This is primarily a momentum indicator, which was developed by a renowned technical analyst Walles Wilder. It works by comparing the magnitude of recent gains and losses over a particular period for analyzing speed and changes in price movements where securities are involved. In the above chart the RSI is the bottom sub-chart that has a blue trend line with overbought and oversold conditions denoted by the red lines.

Calculating RSI is quite easy, but essential to understanding as well.

RSI = 100-100/ (1+RS)

The RS is the Average gain of the periods that recorded high within a given time/ the Average loss of the ones on the downside during such time.

When you are seeking to get the relative evaluation of the strength of a particular recent price performance in securities, RSI comes in handy. This is what makes it a moment indicator, and it ranges from 0 to 100 in value, with 14 as the default time frame that helps in comparison of the up periods and the down periods. The 14 here means 14 trading days.

Usually, the values are analyzed depending on its value. If it clocks Relative Strength Index of 70 and above, this indicates that the security is overbought, also referred to as “overvalued.” This means that the security is bound to a reversal trend, also known as a corrective pullback.
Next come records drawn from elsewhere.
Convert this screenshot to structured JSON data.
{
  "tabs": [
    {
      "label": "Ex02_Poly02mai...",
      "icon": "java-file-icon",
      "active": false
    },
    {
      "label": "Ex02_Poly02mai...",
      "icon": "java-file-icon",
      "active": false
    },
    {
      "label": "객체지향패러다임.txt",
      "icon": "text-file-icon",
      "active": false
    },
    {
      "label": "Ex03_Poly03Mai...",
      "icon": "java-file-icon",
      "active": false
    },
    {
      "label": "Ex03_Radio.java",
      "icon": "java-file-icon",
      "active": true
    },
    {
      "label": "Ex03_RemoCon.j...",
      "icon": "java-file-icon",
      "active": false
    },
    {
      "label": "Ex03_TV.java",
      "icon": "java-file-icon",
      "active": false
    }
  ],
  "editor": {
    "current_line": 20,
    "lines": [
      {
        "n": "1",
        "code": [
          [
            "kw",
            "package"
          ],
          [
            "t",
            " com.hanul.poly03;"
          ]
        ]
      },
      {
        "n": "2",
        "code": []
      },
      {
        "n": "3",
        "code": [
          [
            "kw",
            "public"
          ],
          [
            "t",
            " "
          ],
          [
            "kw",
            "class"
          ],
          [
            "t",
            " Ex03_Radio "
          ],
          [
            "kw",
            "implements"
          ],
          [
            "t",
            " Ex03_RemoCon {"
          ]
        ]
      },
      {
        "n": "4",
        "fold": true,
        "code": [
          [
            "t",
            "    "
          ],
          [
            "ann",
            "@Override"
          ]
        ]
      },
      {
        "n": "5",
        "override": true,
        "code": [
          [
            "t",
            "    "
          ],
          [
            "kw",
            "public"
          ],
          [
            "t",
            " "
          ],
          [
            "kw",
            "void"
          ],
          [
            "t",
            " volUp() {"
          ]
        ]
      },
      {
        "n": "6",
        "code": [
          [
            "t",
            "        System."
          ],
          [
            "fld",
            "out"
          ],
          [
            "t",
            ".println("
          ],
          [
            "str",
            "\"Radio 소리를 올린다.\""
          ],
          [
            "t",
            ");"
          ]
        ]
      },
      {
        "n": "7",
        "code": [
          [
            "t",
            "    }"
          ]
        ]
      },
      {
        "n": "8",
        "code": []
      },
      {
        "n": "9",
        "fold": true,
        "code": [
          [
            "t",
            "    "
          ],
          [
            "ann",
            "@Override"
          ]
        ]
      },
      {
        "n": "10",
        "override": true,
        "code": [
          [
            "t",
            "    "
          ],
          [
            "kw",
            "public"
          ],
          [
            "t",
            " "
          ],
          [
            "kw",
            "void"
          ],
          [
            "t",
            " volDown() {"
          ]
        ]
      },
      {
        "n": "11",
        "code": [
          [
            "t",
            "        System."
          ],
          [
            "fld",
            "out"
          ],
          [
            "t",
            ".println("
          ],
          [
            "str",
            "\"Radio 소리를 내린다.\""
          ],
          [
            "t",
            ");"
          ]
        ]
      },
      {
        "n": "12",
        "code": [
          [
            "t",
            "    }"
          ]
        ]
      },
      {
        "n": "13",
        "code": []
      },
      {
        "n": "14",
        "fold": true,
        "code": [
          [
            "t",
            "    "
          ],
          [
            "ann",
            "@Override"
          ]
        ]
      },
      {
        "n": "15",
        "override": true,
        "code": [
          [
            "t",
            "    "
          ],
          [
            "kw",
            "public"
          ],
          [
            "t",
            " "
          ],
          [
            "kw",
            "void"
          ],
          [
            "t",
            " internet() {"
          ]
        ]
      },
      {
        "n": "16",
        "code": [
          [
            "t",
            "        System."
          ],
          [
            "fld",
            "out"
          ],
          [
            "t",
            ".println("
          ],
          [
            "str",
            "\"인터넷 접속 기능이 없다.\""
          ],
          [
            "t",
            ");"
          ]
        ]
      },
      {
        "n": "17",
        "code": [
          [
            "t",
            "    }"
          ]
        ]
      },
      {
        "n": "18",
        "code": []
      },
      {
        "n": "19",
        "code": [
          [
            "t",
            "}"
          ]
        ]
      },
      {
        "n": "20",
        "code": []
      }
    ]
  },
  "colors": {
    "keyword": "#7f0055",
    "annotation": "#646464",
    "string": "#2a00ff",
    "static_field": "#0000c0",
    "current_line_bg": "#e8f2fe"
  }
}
On the contrary, if the Relative Strength Index value drops to 30 or lower, it indicates an oversold condition, usually referred to as undervalued. At this point, the trends headed for an upward reversal, and the sequence keeps going like that.

How to use the Relative Strength Indicator

If there are abrupt bursts of large price movements, there can be false buy or sell signals. It is, therefore, important to use them with refinements when using this indicator. Besides, it can also be used with other confirming technical indicators as well.

To avoid falling to the deception by false relative strength indicator, traders embrace the use of extreme values for signals. These include values above 80 indicating overbought conditions and those below 20 for the oversold indication.

It is usually wise to use RSI along with trend lines, like trend lines for support or resistance tend to coincide with the resistance or support levels for the RSI reading.

Another thing to keep an eye on is the difference between the RSI and prices to refine the indicator’s application. This comes where the security achieves a high or low price range, whereas the RSI is not corresponding accordingly. Bearish divergence happens when the prices move to a new level, but the RSI is stagnant, which is interpreted a sell signal.

A bullish divergence aspect occurs when the prices drop to a new low, but the RSI values do not change. This is construed as a busy signal. There is a lot that comes with RSI in trading. If well observed, this indicator can form the basis for a thriving trade.